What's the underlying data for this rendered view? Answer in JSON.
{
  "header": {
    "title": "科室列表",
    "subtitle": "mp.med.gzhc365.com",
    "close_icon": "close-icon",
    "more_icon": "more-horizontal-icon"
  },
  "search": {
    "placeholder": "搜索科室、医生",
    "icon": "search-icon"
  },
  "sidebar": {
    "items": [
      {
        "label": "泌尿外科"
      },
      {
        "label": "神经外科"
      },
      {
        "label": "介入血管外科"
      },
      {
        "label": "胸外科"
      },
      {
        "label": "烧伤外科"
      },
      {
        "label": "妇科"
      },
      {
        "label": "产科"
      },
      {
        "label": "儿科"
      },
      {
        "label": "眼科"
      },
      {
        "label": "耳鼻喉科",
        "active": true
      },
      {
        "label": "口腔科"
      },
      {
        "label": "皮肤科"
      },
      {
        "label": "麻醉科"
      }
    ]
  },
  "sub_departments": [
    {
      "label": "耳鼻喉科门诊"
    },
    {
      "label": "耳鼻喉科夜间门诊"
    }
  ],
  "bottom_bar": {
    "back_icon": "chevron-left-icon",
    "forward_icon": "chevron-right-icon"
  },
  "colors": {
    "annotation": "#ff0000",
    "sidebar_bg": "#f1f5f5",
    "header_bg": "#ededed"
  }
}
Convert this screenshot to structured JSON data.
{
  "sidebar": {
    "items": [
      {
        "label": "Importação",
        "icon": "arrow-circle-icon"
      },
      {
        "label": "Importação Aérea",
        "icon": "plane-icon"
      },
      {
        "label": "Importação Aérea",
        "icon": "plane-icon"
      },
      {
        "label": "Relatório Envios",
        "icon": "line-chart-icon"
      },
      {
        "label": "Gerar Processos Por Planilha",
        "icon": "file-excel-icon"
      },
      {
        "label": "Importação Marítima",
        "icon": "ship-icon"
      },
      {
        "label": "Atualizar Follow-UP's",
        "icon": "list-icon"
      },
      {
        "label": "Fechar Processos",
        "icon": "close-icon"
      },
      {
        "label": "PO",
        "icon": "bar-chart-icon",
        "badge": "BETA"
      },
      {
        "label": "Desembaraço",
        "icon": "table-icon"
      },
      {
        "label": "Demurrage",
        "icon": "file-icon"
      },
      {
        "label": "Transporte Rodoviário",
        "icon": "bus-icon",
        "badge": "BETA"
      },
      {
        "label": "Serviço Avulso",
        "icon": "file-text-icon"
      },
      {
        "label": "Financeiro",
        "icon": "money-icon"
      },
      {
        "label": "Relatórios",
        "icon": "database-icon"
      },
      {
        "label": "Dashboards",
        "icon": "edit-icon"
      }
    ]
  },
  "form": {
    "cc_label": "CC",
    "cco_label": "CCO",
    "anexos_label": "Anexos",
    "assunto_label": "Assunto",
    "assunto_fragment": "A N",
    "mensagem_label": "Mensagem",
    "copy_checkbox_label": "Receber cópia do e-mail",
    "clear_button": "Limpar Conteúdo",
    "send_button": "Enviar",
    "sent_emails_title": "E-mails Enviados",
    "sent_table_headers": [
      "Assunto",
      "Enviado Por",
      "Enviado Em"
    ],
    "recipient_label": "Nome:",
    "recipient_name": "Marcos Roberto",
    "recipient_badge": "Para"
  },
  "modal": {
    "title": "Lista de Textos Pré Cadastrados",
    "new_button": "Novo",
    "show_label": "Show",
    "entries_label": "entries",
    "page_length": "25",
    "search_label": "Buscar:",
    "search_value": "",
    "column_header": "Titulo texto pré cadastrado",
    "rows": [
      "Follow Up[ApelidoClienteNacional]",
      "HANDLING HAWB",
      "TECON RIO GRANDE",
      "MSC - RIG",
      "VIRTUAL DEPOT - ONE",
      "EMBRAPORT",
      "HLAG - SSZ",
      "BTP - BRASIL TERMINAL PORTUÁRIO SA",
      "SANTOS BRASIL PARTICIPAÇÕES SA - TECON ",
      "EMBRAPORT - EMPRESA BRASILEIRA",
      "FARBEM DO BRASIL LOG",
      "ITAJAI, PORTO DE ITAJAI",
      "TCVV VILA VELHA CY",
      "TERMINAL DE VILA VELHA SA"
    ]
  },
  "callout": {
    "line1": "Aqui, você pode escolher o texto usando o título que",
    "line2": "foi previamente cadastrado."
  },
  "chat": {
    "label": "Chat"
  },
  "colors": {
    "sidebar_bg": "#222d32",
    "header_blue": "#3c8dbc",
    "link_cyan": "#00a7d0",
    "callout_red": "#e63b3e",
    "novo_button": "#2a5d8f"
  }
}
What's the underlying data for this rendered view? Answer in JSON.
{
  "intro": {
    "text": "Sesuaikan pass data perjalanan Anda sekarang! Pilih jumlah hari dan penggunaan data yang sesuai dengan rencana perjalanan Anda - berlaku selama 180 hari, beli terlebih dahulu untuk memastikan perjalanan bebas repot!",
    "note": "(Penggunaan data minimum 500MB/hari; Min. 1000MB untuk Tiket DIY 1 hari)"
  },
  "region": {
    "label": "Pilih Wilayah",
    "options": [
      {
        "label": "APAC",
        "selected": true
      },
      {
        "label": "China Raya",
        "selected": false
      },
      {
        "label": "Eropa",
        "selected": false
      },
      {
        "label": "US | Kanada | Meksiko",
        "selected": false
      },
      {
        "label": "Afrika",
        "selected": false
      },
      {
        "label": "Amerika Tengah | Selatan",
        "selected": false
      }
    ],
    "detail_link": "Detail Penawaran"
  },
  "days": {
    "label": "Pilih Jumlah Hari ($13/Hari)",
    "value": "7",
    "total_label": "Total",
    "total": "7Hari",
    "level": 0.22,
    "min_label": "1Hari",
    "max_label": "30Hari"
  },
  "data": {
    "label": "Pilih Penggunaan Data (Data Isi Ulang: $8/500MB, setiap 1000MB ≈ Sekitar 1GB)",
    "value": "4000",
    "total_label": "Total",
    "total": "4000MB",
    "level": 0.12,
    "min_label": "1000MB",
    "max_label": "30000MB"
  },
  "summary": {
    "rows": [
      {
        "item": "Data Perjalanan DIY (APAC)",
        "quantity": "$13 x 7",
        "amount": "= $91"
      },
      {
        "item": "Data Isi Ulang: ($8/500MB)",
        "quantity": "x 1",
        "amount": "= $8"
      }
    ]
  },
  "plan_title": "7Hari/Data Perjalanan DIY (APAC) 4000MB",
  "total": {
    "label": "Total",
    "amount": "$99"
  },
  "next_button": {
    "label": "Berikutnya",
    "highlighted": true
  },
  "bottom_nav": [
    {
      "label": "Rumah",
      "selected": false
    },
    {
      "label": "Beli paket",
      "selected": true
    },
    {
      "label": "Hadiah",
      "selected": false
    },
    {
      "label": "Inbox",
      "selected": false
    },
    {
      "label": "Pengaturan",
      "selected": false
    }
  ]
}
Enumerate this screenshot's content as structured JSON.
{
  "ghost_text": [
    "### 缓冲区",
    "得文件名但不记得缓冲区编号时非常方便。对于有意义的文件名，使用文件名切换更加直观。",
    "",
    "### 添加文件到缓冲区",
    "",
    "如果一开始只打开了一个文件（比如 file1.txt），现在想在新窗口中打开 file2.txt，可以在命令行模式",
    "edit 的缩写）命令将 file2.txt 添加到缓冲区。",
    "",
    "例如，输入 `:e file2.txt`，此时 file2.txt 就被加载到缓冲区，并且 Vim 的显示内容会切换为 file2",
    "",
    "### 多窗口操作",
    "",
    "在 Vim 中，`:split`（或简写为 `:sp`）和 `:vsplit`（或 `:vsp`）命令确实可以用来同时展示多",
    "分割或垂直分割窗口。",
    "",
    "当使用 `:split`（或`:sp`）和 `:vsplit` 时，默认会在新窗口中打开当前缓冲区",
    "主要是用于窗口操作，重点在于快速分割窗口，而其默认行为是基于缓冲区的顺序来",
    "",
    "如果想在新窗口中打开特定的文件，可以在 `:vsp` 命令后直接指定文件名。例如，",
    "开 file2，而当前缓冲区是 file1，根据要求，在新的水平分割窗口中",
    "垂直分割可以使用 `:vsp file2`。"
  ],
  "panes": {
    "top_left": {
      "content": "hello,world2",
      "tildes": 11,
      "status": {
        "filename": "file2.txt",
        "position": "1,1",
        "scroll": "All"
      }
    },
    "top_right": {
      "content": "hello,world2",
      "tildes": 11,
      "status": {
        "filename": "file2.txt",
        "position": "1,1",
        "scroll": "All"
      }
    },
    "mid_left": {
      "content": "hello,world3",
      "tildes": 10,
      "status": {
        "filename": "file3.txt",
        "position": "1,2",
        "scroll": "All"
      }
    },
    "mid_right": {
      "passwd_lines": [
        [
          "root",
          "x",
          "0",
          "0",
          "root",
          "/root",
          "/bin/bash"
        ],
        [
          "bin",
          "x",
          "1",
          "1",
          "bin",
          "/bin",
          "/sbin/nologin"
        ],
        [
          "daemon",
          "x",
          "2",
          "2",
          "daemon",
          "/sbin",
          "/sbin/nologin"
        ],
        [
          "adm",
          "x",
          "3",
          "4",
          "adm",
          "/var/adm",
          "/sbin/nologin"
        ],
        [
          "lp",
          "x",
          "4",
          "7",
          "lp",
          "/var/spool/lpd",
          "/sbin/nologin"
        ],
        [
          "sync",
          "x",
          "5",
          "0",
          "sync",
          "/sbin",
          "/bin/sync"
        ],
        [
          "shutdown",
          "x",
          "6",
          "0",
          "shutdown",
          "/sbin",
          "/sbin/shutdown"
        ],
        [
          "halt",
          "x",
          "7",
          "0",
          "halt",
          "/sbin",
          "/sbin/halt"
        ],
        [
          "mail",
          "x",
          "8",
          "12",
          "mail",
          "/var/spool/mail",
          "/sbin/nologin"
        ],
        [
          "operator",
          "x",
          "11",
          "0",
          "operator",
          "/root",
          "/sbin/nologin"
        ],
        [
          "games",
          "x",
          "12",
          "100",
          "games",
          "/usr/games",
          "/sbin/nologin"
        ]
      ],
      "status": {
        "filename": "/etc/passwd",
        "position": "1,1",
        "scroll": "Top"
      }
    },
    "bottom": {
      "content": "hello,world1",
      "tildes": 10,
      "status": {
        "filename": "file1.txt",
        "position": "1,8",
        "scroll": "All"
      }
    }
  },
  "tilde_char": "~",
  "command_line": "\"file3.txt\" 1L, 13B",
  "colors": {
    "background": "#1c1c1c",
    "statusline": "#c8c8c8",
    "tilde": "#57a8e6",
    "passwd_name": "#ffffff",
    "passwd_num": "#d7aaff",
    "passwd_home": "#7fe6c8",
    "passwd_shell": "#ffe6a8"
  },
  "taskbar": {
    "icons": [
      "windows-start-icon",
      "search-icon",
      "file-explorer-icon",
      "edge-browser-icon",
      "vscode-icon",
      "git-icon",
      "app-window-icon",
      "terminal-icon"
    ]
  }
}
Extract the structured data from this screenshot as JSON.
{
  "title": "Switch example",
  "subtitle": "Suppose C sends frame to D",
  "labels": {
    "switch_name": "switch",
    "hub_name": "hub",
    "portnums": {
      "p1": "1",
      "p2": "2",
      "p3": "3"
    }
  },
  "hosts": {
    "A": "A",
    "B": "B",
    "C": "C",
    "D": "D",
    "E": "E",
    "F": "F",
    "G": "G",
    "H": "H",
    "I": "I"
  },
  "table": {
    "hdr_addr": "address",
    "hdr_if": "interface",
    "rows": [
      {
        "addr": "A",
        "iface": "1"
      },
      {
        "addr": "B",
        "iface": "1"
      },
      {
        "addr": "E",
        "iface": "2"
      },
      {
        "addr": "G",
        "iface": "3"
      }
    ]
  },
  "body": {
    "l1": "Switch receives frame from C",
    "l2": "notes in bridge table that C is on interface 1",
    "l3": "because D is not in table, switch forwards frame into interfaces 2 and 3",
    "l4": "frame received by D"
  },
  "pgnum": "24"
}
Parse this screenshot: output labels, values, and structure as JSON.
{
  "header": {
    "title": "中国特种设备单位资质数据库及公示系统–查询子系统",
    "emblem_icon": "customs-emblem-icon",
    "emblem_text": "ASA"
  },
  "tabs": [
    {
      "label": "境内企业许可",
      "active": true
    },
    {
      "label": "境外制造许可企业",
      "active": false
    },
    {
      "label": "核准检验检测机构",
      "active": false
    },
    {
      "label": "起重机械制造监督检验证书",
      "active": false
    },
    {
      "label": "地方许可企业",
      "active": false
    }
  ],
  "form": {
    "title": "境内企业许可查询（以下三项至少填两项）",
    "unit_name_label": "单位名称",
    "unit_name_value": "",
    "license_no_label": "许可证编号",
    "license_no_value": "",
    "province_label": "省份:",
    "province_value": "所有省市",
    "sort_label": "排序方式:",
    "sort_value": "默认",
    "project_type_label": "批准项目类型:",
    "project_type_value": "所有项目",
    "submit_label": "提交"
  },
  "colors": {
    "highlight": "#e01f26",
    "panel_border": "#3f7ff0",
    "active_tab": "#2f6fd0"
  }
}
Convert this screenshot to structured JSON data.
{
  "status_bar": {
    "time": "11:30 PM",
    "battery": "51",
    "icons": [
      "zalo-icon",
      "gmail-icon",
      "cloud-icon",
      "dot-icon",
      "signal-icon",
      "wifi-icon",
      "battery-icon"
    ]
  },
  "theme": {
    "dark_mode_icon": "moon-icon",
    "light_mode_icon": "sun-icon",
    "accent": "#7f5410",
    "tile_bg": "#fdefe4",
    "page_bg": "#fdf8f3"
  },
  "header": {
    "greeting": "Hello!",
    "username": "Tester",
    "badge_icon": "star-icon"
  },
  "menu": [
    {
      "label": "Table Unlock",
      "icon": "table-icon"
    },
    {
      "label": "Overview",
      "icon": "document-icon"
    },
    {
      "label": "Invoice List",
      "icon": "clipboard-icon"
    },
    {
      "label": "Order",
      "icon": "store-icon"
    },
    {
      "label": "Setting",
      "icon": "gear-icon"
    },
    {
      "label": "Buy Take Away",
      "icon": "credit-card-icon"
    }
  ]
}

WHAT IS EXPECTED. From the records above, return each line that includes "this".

SOLUTION TO THE EXERCISE.
What's the underlying data for this rendered view? Answer in JSON.
Convert this screenshot to structured JSON data.
What's the underlying data for this rendered view? Answer in JSON.
Enumerate this screenshot's content as structured JSON.
Extract the structured data from this screenshot as JSON.
Parse this screenshot: output labels, values, and structure as JSON.
Convert this screenshot to structured JSON data.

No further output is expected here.